This should be required reading in high schools. I think all teachers and people involved in education should take a look at this too, because changing how teenagers are treated has to start at all levels. It is sad how many teenagers feel lonely and depressed because of who they are and how they feel. What this book does is identify a lot of the problems that causes bullying and exclusion tactics, and I think that if teenagers read stories about how their actions affect others, they would try to be nicer and more accepting of other groups.

Now, there aren't any hard statistics of the successes of geeks and outcasts after high school. If you're looking for numbers that prove that high school outcasts make more money and get the best jobs, this isn't what this is about. Instead, Robbins focuses on the traits that make teenagers outcasts in the first place and goes onto describe how these same traits will serve them better in a job or in adult life.

I really liked the setup of this book. Instead of being bombarded by all the psychology stuff at once, Robbins splits it up between the stories of the case studies and uses what's going on in a certain person's life as a foundation for explaining all the whys and hows of the behavior exhibited by students and teachers. Switching off between students' stories and psychology/sociology explanation gave my brain a break, which I appreciated.

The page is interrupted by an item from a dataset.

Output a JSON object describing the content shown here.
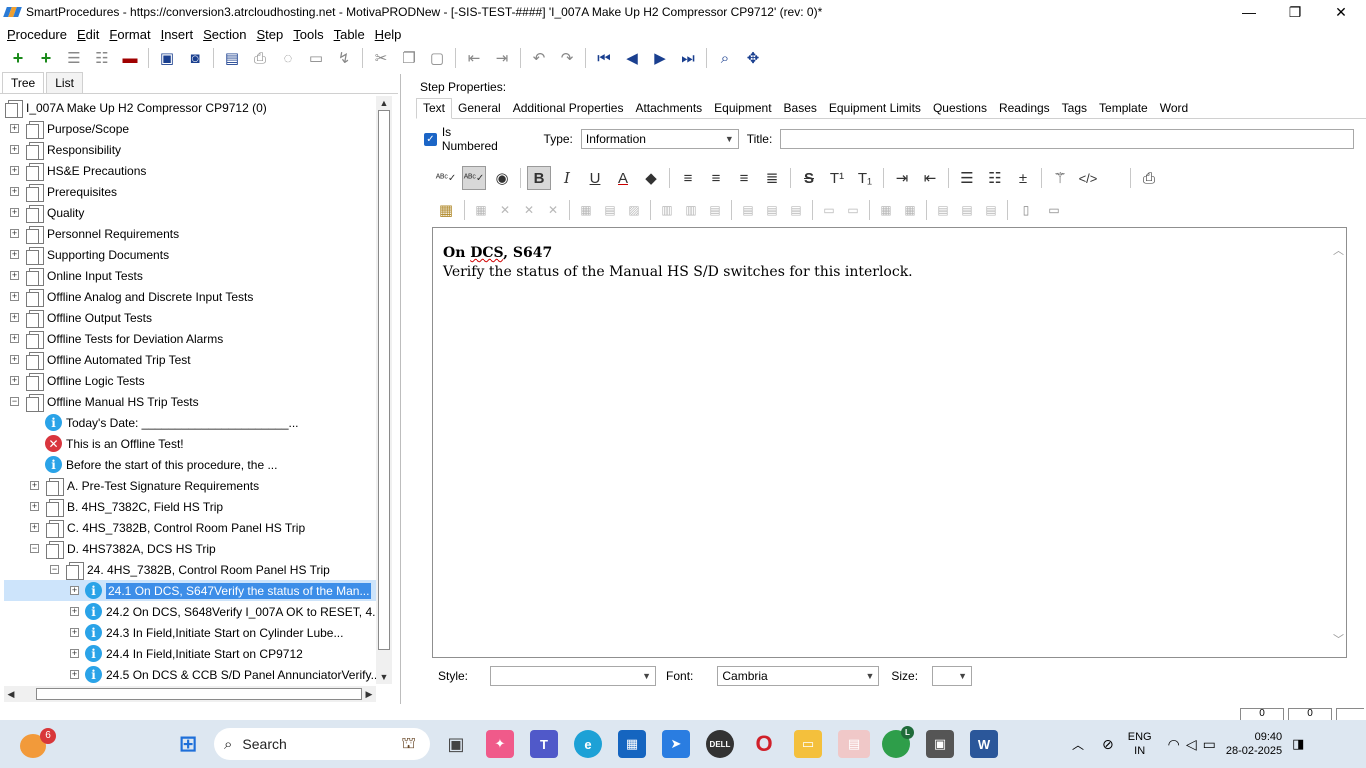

Besides that, The Geeks Shall Inherit the Earth is simply interesting. This is a book about what is going on at our schools today, and some of it is simply horrifying. Teachers playing favorites and allowing "populars" to rule the school, teachers having cliques themselves, schools not celebrating accomplishments of academic teams, etc. Becoming aware of the problem is the first step, and these things really do need to change. On top of that, I felt a strong connection with all the people Robbins does case studies on, even though I'd never really had those same experiences. But, I think they just laid all their emotions out on the line, which made made me really feel for their situation. Robbins gives good advice for how to treat other people and how to make all students feel self-worth. If you work at a school, or if you're interested in why people act the way they do, definitely pick this book up. It's a great read.